» TASK REQUIREMENTS: The answer must consist of every line from the data that holds "icon".

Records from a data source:
[Start of Attachment]

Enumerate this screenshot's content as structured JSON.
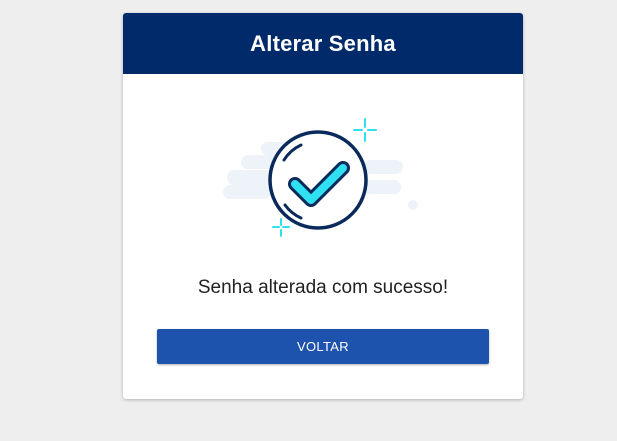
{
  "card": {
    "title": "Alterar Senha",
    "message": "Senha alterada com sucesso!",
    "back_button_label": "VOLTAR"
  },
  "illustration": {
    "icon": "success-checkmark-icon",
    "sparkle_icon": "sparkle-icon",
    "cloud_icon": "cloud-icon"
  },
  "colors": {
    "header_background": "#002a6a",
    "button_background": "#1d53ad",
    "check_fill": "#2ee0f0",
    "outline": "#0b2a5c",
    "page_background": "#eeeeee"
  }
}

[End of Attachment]
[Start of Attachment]

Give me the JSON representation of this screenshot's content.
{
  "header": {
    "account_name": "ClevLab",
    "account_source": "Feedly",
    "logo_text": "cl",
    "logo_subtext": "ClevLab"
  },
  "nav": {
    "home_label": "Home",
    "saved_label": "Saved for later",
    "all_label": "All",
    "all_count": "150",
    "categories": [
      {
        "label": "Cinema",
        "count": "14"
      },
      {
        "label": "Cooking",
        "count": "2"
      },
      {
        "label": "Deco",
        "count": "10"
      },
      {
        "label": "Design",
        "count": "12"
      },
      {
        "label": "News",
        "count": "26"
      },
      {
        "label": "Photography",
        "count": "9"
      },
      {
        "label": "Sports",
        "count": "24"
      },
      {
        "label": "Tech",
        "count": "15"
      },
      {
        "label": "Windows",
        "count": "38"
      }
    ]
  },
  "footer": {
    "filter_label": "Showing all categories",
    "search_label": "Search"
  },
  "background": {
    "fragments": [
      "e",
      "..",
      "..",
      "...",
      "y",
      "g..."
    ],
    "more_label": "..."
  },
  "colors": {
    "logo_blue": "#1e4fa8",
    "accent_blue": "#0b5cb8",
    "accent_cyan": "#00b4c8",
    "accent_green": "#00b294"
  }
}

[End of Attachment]

» RESPONSE:
    "icon": "success-checkmark-icon",
    "sparkle_icon": "sparkle-icon",
    "cloud_icon": "cloud-icon"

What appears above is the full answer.